They are also pushing for a requirement that stipulates a person must have six to 12 months to live to be reviewed and possibly expanded in line with other states like Queensland, amid concerns some Victorians are being locked out of the laws despite suffering intolerably after being given a terminal diagnosis.

‘‘There are people dying during the process because it’s just so arduous,’’ Morris said.

Morris said it was imperative that those with first-hand experience with the operation of the euthanasia laws, including doctors, patients and families, were given a say in how the legislation could be improved.

Among the most contentious and difficult challenges facing the state government’s proposed review is a debate which has rapidly gained momentum about whether people with dementia should be included.

Morris said the most frequently asked question of Dying with Dignity groups nationally was: Why do people have to suffer with dementia?

‘‘What we really want to emphasise is that access for dementia sufferers is at the front of mind for Australians,’’ she said.

But others, including aged care specialists David Ames and John Obeid, have warned that issues such as elder abuse must be guarded against. Opponents also argue expanding access to voluntary assisted dying is a distraction from the real issues, including improving the quality of life for people with dementia.

The inclusion of dementia in assisted dying laws is rare globally, but recent reporting in The Age has shown a strong desire for this among many in the community.

Melbourne oncologist Dr Cameron McLaren, who sits on the board of Dying with Dignity, said deficiencies in Victoria’s laws must be addressed in the review.

McLaren wants a residency requirement for the terminally ill to be abolished. The requirement calls for proof that the individual has lived in Victoria for 12 months, but McLaren, who has helped dozens of people lawfully end their lives, argued this safeguard was redundant given almost every state and territory had euthanasia laws in place.

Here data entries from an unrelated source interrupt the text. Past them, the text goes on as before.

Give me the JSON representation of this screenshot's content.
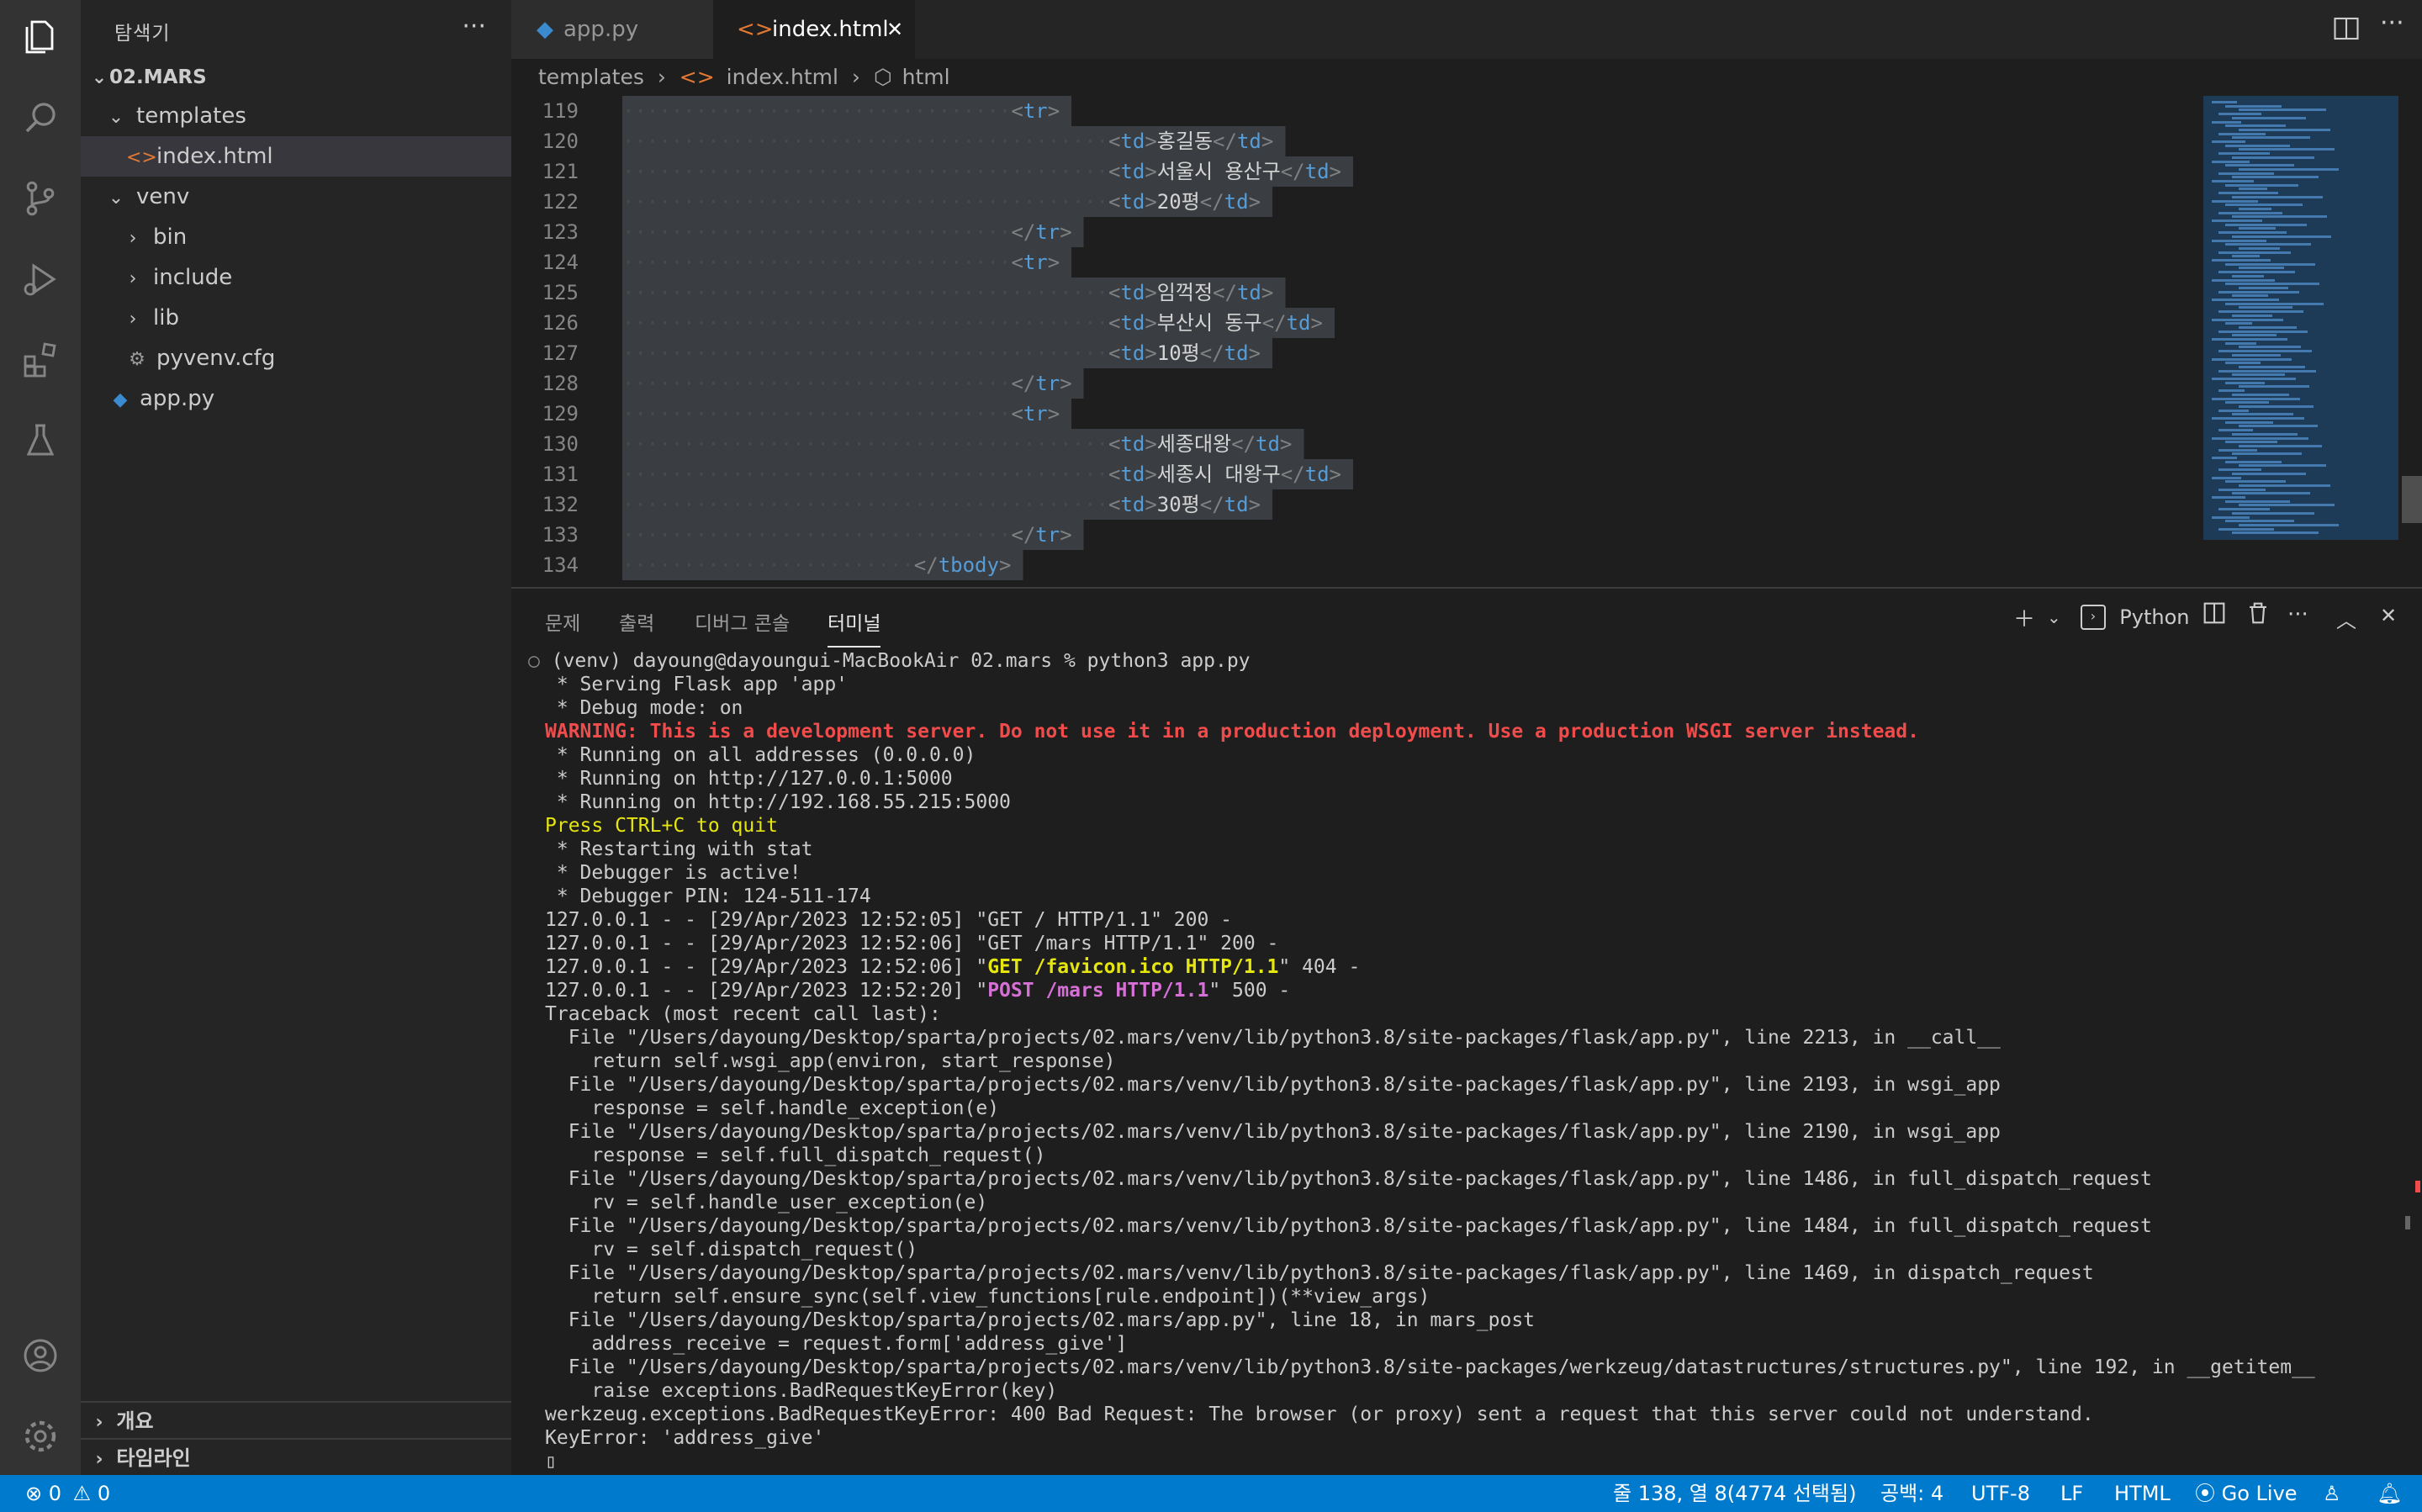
{
  "sidebar": {
    "title": "탐색기",
    "more": "···",
    "workspace": "02.MARS",
    "tree": [
      {
        "label": "templates",
        "kind": "folder-open",
        "indent": 1
      },
      {
        "label": "index.html",
        "kind": "html",
        "indent": 2,
        "selected": true
      },
      {
        "label": "venv",
        "kind": "folder-open",
        "indent": 1
      },
      {
        "label": "bin",
        "kind": "folder-closed",
        "indent": 2
      },
      {
        "label": "include",
        "kind": "folder-closed",
        "indent": 2
      },
      {
        "label": "lib",
        "kind": "folder-closed",
        "indent": 2
      },
      {
        "label": "pyvenv.cfg",
        "kind": "gear",
        "indent": 2
      },
      {
        "label": "app.py",
        "kind": "python",
        "indent": 1
      }
    ],
    "outline": "개요",
    "timeline": "타임라인"
  },
  "tabs": [
    {
      "label": "app.py",
      "active": false
    },
    {
      "label": "index.html",
      "active": true
    }
  ],
  "breadcrumb": [
    "templates",
    "index.html",
    "html"
  ],
  "code_lines": [
    {
      "n": "119",
      "indent": 16,
      "html": "tr-open"
    },
    {
      "n": "120",
      "indent": 20,
      "content": "홍길동"
    },
    {
      "n": "121",
      "indent": 20,
      "content": "서울시 용산구"
    },
    {
      "n": "122",
      "indent": 20,
      "content": "20평"
    },
    {
      "n": "123",
      "indent": 16,
      "html": "tr-close"
    },
    {
      "n": "124",
      "indent": 16,
      "html": "tr-open"
    },
    {
      "n": "125",
      "indent": 20,
      "content": "임꺽정"
    },
    {
      "n": "126",
      "indent": 20,
      "content": "부산시 동구"
    },
    {
      "n": "127",
      "indent": 20,
      "content": "10평"
    },
    {
      "n": "128",
      "indent": 16,
      "html": "tr-close"
    },
    {
      "n": "129",
      "indent": 16,
      "html": "tr-open"
    },
    {
      "n": "130",
      "indent": 20,
      "content": "세종대왕"
    },
    {
      "n": "131",
      "indent": 20,
      "content": "세종시 대왕구"
    },
    {
      "n": "132",
      "indent": 20,
      "content": "30평"
    },
    {
      "n": "133",
      "indent": 16,
      "html": "tr-close"
    },
    {
      "n": "134",
      "indent": 12,
      "html": "tbody-close"
    }
  ],
  "panel": {
    "tabs": [
      "문제",
      "출력",
      "디버그 콘솔",
      "터미널"
    ],
    "active_tab": "터미널",
    "shell": "Python"
  },
  "terminal": {
    "prompt": "(venv) dayoung@dayoungui-MacBookAir 02.mars % python3 app.py",
    "lines": [
      {
        "text": " * Serving Flask app 'app'",
        "style": ""
      },
      {
        "text": " * Debug mode: on",
        "style": ""
      },
      {
        "text": "WARNING: This is a development server. Do not use it in a production deployment. Use a production WSGI server instead.",
        "style": "red"
      },
      {
        "text": " * Running on all addresses (0.0.0.0)",
        "style": ""
      },
      {
        "text": " * Running on http://127.0.0.1:5000",
        "style": ""
      },
      {
        "text": " * Running on http://192.168.55.215:5000",
        "style": ""
      },
      {
        "text": "Press CTRL+C to quit",
        "style": "yellow"
      },
      {
        "text": " * Restarting with stat",
        "style": ""
      },
      {
        "text": " * Debugger is active!",
        "style": ""
      },
      {
        "text": " * Debugger PIN: 124-511-174",
        "style": ""
      },
      {
        "pre": "127.0.0.1 - - [29/Apr/2023 12:52:05] \"",
        "hl": "GET / HTTP/1.1",
        "post": "\" 200 -",
        "style": ""
      },
      {
        "pre": "127.0.0.1 - - [29/Apr/2023 12:52:06] \"",
        "hl": "GET /mars HTTP/1.1",
        "post": "\" 200 -",
        "style": ""
      },
      {
        "pre": "127.0.0.1 - - [29/Apr/2023 12:52:06] \"",
        "hl": "GET /favicon.ico HTTP/1.1",
        "post": "\" 404 -",
        "style": "yellow"
      },
      {
        "pre": "127.0.0.1 - - [29/Apr/2023 12:52:20] \"",
        "hl": "POST /mars HTTP/1.1",
        "post": "\" 500 -",
        "style": "magenta"
      },
      {
        "text": "Traceback (most recent call last):",
        "style": ""
      },
      {
        "text": "  File \"/Users/dayoung/Desktop/sparta/projects/02.mars/venv/lib/python3.8/site-packages/flask/app.py\", line 2213, in __call__",
        "style": ""
      },
      {
        "text": "    return self.wsgi_app(environ, start_response)",
        "style": ""
      },
      {
        "text": "  File \"/Users/dayoung/Desktop/sparta/projects/02.mars/venv/lib/python3.8/site-packages/flask/app.py\", line 2193, in wsgi_app",
        "style": ""
      },
      {
        "text": "    response = self.handle_exception(e)",
        "style": ""
      },
      {
        "text": "  File \"/Users/dayoung/Desktop/sparta/projects/02.mars/venv/lib/python3.8/site-packages/flask/app.py\", line 2190, in wsgi_app",
        "style": ""
      },
      {
        "text": "    response = self.full_dispatch_request()",
        "style": ""
      },
      {
        "text": "  File \"/Users/dayoung/Desktop/sparta/projects/02.mars/venv/lib/python3.8/site-packages/flask/app.py\", line 1486, in full_dispatch_request",
        "style": ""
      },
      {
        "text": "    rv = self.handle_user_exception(e)",
        "style": ""
      },
      {
        "text": "  File \"/Users/dayoung/Desktop/sparta/projects/02.mars/venv/lib/python3.8/site-packages/flask/app.py\", line 1484, in full_dispatch_request",
        "style": ""
      },
      {
        "text": "    rv = self.dispatch_request()",
        "style": ""
      },
      {
        "text": "  File \"/Users/dayoung/Desktop/sparta/projects/02.mars/venv/lib/python3.8/site-packages/flask/app.py\", line 1469, in dispatch_request",
        "style": ""
      },
      {
        "text": "    return self.ensure_sync(self.view_functions[rule.endpoint])(**view_args)",
        "style": ""
      },
      {
        "text": "  File \"/Users/dayoung/Desktop/sparta/projects/02.mars/app.py\", line 18, in mars_post",
        "style": ""
      },
      {
        "text": "    address_receive = request.form['address_give']",
        "style": ""
      },
      {
        "text": "  File \"/Users/dayoung/Desktop/sparta/projects/02.mars/venv/lib/python3.8/site-packages/werkzeug/datastructures/structures.py\", line 192, in __getitem__",
        "style": ""
      },
      {
        "text": "    raise exceptions.BadRequestKeyError(key)",
        "style": ""
      },
      {
        "text": "werkzeug.exceptions.BadRequestKeyError: 400 Bad Request: The browser (or proxy) sent a request that this server could not understand.",
        "style": ""
      },
      {
        "text": "KeyError: 'address_give'",
        "style": ""
      }
    ]
  },
  "statusbar": {
    "errors": "0",
    "warnings": "0",
    "position": "줄 138, 열 8(4774 선택됨)",
    "spaces": "공백: 4",
    "encoding": "UTF-8",
    "eol": "LF",
    "language": "HTML",
    "golive": "Go Live"
  },
  "colors": {
    "accent": "#007acc",
    "warning": "#f14c4c",
    "highlight": "#e5e510",
    "post": "#d670d6"
  }
}
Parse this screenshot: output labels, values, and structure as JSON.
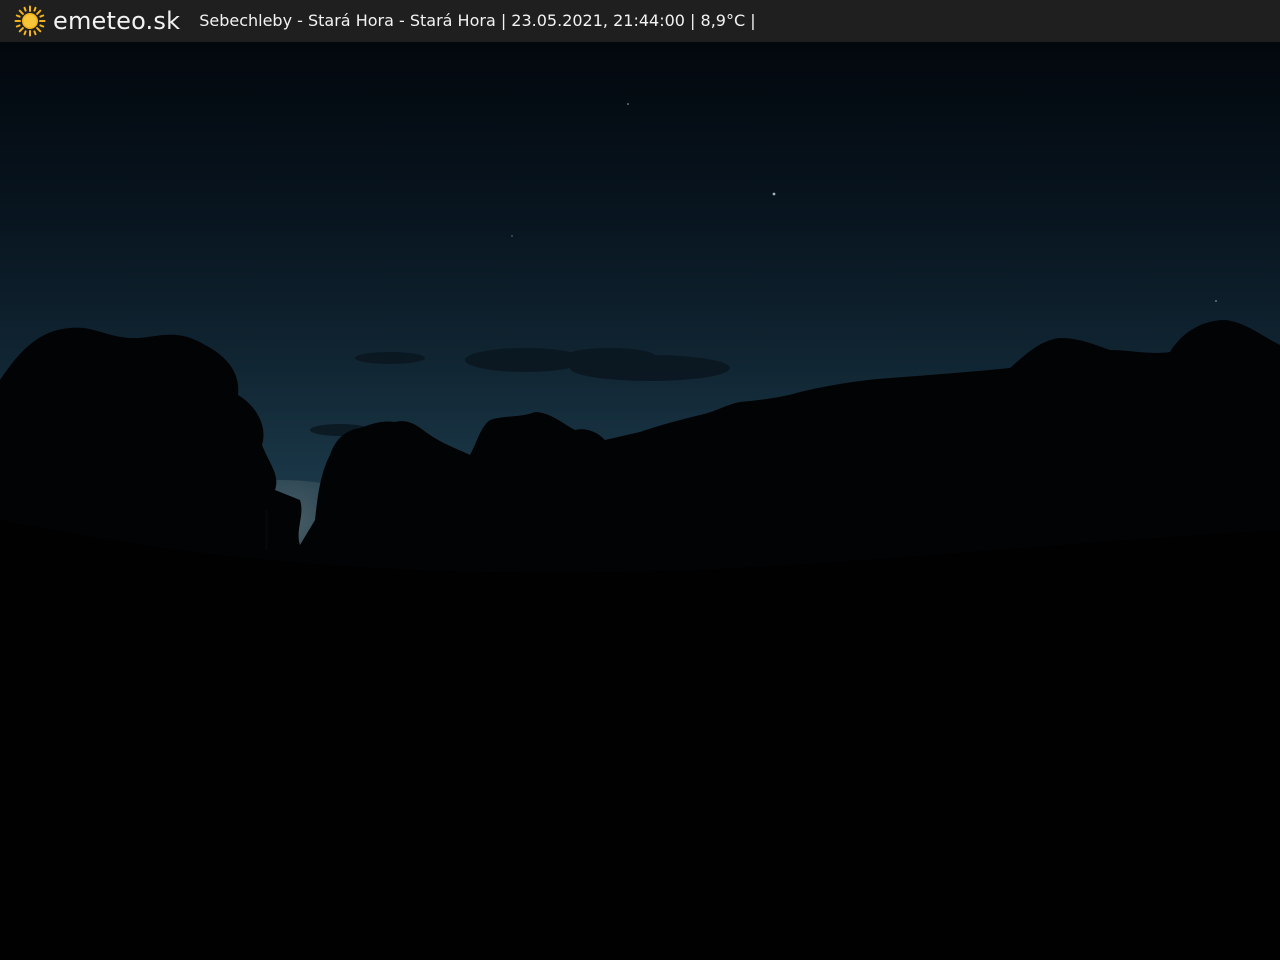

New research published in the Medical Journal of Australia last week investigated the patient experience of seeking an assisted death under Victoria’s laws.

The study, led by Professor Ben White from Queensland University of Technology’s Australian Centre for Health Law Research, found terminally ill Victorians continued to come up against barriers, including challenges in finding trained and willing doctors.

‘‘One of the things that came out loud and clear was people having to go from doctor to doctor,’’ White said. ‘‘One way to deal with this is requiring, as a matter of law or ethics, doctors who don’t want to be involved to at least connect patients to a doctor willing to be involved.’’

The government was contacted for comment but did not respond before deadline.